EAST HAMPTON, Conn. (AP) — Donna Lindstrom was lying in bed and looking at her phone Wednesday morning when she heard a loud bang that rattled her 19th-century house in the central Connecticut town of East Hampton.

Soon, the 66-year-old retired delivery driver and dozens of other town residents were on social media, discussing the latest occurrence of strange explosive sounds and rumblings known for hundreds of years as the “Moodus Noises.”

“It was like a sonic boom,” Lindstrom said. “It was a real short jolt and loud. It felt deep, deep, deep.”

It was indeed a tiny earthquake with a magnitude of 1.7, according to the U.S. Geological Survey.

Robert Thorson, an earth sciences professor at the University of Connecticut, said booms, rumblings and rattling have been recorded in the East Hampton area, including the nearby village of Moodus, for centuries, dating back well before a larger earthquake, recorded on May 16, 1791, knocked down stone walls and chimneys.
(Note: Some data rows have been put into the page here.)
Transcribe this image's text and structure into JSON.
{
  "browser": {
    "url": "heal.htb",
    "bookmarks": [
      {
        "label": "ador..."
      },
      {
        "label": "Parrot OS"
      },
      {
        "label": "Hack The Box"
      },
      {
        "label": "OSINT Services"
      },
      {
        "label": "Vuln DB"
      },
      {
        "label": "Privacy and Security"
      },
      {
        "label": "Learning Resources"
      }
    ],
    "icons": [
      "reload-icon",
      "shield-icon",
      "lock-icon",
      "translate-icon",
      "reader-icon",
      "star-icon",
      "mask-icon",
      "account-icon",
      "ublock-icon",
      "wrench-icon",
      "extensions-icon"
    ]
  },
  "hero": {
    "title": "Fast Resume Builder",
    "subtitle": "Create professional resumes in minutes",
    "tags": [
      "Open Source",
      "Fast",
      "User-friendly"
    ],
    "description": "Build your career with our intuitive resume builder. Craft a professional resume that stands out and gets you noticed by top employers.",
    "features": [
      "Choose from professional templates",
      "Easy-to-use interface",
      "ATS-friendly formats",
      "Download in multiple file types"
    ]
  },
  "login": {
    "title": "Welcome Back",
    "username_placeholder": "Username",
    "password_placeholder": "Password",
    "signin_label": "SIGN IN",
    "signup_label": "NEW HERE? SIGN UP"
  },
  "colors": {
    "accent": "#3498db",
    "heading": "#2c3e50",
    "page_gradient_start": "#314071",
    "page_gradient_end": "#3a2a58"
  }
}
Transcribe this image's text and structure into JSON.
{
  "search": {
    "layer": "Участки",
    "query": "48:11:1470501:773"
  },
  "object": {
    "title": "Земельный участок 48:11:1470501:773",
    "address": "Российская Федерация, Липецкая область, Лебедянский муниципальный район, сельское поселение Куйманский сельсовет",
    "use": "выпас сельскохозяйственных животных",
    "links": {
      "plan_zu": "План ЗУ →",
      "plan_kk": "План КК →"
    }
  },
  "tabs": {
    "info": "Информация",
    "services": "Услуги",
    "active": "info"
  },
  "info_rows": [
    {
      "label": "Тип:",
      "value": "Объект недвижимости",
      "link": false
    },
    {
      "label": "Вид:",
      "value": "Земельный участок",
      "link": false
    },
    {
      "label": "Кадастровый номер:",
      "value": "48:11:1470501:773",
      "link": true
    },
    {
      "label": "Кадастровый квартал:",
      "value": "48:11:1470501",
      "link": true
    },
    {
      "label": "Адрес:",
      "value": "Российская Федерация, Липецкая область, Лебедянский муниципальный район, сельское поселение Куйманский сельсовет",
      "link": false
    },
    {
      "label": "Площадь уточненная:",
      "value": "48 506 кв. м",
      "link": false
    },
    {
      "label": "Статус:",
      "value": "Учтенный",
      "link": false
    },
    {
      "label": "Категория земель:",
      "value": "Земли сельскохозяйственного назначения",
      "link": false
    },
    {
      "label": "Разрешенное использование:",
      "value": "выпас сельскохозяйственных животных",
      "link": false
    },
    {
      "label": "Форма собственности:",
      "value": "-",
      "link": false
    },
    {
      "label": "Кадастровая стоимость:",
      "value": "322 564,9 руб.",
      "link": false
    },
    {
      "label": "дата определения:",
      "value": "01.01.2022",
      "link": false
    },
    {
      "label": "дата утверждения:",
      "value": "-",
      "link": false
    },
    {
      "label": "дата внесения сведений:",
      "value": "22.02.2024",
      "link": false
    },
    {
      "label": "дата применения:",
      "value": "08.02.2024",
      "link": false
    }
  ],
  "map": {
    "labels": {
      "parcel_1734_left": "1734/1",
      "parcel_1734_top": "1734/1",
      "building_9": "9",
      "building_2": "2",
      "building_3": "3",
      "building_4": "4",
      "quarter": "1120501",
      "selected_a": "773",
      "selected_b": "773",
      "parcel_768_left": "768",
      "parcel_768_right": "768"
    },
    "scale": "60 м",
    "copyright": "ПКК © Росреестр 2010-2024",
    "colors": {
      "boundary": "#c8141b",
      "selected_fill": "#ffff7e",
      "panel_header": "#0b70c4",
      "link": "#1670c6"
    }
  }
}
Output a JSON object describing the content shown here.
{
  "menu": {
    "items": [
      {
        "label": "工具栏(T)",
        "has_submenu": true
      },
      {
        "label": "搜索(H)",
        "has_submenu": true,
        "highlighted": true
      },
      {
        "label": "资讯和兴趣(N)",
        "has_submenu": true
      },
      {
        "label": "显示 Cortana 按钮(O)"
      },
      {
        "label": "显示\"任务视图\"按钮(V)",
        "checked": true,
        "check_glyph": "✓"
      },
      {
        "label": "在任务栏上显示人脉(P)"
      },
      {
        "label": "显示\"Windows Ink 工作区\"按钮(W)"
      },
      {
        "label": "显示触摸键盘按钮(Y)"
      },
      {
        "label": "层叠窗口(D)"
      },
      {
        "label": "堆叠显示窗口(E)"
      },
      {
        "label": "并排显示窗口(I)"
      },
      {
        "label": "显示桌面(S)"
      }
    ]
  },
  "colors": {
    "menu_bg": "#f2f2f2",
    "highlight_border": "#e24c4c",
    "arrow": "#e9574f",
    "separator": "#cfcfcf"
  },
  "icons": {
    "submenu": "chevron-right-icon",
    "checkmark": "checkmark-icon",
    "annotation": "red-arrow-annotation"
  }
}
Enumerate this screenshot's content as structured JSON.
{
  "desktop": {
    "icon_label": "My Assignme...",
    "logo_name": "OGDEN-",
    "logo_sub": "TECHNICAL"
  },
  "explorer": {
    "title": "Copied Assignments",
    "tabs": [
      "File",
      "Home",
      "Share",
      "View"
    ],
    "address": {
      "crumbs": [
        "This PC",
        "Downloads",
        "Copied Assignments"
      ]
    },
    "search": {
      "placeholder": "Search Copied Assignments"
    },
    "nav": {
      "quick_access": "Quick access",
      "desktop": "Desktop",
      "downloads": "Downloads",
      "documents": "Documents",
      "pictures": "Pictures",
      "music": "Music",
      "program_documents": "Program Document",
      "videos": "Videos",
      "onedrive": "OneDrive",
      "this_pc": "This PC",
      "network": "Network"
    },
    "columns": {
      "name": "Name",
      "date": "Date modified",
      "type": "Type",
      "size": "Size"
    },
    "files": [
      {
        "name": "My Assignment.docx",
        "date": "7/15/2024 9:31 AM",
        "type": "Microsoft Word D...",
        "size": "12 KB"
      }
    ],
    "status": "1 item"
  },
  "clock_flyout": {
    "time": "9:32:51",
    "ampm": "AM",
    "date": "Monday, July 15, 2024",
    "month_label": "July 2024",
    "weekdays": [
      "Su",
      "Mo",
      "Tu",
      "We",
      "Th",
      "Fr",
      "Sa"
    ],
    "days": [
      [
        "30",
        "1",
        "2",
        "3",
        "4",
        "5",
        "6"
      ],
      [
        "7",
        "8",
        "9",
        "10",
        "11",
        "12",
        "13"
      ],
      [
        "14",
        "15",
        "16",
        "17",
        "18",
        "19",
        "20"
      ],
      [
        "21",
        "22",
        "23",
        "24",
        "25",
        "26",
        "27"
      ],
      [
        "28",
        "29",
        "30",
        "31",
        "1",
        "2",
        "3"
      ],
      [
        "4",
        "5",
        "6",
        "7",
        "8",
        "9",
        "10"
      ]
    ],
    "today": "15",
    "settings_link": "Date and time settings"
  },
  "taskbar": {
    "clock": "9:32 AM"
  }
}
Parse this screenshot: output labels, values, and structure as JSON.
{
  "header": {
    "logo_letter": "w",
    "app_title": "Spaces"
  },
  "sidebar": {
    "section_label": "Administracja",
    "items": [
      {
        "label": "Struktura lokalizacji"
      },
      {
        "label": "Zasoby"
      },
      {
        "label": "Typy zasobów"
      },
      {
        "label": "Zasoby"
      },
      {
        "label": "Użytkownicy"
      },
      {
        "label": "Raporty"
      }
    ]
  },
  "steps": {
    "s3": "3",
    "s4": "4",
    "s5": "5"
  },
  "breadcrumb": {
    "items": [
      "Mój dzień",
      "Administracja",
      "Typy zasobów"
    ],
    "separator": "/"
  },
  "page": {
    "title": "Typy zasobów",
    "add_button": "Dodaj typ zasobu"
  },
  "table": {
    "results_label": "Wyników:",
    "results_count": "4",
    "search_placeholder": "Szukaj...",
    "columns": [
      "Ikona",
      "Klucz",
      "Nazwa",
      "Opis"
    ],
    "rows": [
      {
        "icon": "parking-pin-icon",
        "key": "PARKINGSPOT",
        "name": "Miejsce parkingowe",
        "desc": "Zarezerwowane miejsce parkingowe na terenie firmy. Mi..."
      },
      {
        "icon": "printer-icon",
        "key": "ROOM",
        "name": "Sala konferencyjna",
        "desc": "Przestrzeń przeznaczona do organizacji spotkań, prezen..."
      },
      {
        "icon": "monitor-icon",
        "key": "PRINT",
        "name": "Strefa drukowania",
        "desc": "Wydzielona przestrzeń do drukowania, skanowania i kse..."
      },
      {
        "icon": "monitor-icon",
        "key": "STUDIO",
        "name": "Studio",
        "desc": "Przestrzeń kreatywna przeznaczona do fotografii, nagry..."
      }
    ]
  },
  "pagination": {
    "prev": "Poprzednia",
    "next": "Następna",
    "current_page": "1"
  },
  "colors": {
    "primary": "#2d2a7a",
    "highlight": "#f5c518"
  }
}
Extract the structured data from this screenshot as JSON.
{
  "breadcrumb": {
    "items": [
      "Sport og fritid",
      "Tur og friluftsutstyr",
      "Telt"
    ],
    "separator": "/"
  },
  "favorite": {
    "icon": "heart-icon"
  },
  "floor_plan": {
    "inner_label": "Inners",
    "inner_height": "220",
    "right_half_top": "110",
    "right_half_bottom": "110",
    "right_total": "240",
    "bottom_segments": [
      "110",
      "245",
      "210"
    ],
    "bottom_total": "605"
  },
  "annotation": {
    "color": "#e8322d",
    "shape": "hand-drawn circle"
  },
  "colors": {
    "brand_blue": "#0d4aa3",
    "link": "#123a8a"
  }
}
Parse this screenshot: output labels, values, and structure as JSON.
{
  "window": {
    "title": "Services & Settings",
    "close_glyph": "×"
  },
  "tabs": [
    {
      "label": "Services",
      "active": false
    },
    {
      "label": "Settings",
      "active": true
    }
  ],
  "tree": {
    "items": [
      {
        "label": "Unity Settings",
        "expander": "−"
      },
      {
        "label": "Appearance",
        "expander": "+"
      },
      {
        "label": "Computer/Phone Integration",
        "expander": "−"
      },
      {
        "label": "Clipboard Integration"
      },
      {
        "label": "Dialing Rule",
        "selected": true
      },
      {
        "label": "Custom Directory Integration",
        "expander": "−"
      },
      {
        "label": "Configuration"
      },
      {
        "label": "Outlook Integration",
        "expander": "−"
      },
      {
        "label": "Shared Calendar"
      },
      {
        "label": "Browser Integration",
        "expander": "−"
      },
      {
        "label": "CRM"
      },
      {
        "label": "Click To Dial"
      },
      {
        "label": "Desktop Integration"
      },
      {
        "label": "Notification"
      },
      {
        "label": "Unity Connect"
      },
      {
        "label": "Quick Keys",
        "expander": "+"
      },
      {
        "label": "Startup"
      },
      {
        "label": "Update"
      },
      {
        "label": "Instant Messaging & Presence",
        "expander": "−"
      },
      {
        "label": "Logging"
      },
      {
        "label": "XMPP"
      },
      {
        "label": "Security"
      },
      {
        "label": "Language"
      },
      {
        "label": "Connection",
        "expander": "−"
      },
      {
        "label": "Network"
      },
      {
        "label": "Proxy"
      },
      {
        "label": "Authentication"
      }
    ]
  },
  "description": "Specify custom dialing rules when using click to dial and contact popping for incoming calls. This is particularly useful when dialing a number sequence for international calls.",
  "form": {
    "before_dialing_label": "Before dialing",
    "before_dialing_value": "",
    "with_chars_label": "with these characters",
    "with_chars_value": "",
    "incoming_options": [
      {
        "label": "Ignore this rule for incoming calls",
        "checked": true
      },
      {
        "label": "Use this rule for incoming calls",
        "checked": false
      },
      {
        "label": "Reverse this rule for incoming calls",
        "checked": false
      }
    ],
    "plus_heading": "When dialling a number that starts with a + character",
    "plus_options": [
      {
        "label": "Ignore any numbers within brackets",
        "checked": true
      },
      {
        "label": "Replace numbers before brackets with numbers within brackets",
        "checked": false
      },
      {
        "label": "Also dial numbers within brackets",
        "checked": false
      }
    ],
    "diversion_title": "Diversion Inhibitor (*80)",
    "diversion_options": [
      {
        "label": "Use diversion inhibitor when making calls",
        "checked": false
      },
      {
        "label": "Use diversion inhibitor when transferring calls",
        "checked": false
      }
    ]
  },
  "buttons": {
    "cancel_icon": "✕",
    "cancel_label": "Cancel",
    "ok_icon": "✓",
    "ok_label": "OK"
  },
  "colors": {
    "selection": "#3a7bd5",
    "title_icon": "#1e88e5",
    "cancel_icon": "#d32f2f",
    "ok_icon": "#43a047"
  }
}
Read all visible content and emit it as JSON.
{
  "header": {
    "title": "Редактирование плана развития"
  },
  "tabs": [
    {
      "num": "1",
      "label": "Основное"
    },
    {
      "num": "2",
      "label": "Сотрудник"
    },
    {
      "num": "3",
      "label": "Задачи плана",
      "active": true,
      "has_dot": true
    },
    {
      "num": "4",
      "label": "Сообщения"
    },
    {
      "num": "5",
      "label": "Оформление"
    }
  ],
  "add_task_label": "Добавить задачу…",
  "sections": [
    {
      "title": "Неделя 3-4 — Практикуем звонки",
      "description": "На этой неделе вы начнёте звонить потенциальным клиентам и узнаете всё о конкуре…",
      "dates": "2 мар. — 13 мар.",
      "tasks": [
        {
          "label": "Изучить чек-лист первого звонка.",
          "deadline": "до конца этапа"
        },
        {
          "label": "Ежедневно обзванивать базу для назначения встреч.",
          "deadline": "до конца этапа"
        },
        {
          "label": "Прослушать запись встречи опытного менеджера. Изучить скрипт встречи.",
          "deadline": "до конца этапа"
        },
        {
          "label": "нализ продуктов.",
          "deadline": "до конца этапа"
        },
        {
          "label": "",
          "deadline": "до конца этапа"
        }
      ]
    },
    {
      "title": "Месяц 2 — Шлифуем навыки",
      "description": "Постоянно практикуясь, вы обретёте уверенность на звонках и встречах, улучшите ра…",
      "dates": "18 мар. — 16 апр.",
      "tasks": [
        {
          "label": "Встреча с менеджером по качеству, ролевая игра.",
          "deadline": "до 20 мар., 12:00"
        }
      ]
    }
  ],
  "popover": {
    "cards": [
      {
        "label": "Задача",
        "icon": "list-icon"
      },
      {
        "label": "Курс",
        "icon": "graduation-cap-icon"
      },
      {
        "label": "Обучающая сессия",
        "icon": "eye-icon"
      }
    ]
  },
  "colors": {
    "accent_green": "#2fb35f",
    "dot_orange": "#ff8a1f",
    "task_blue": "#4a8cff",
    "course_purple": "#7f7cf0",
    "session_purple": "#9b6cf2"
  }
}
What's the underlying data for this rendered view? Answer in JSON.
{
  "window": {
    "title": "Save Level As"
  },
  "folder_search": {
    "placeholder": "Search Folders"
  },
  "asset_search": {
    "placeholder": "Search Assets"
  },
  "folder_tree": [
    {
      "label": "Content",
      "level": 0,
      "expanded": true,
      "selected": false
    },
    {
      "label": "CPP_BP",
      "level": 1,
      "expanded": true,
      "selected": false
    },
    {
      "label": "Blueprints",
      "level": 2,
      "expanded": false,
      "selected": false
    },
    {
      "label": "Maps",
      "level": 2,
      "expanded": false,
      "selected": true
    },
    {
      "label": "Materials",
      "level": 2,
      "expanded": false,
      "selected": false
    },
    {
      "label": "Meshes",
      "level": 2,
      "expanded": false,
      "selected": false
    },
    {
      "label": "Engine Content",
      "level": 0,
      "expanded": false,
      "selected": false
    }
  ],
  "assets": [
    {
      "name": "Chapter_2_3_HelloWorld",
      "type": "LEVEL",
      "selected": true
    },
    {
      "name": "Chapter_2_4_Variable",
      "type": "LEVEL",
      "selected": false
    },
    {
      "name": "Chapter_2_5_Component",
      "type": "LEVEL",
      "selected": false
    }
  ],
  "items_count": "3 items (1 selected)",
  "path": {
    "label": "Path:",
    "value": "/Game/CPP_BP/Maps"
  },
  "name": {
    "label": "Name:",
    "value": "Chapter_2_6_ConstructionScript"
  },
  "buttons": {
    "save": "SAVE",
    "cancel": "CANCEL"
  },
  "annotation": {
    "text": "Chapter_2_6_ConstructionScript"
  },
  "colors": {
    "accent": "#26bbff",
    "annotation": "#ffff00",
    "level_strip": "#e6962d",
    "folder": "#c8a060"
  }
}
In fact, Moodus is short for “Machimoodus” or “Mackimoodus,” which means “place of bad noises” in the Algonquian dialects once spoken in the area. A local high school has even nicknamed their teams “The Noises,” in honor of that history.

The occurrences were frequent enough that the federal government, worried about the possible effect of seismic activity on the nearby, now-decommissioned Haddam Neck Nuclear Power Plant, conducted a study of the “Moodus Noises” in the late 1980s, Thorson said.

What they found was that the noises were the result of small but unusually shallow seismic displacements within an unusually strong and brittle crust, where the sound is amplified by rock fractures and topography, he said.

“There is something about Moodus that is tectonic that is creating these noises there,” Thorson said. “And then there is something acoustic that is amplifying or modifying the noises and we don’t really have a good answer for the cause of either.”

Thorson said there could be a series of underground fractures or hollows in the area that help amplify the sounds made by pressure on the crust.

“That’s going to create crunching noises,” he said. “You know what this is like when you hear ice cubes break.”

It doesn’t mean the area is in danger of a big quake, he said.

“Rift faults that we used to have here (millions of years ago) are gone,” he said. “We replaced that with a compressional stress.”

That stress, he said, has led to the crunching and occasional bangs and small quakes associated with the “Moodus Noises.”

“It’s just something we all have to live with,” said Lindstrom. “I’m just glad I don’t live in California.”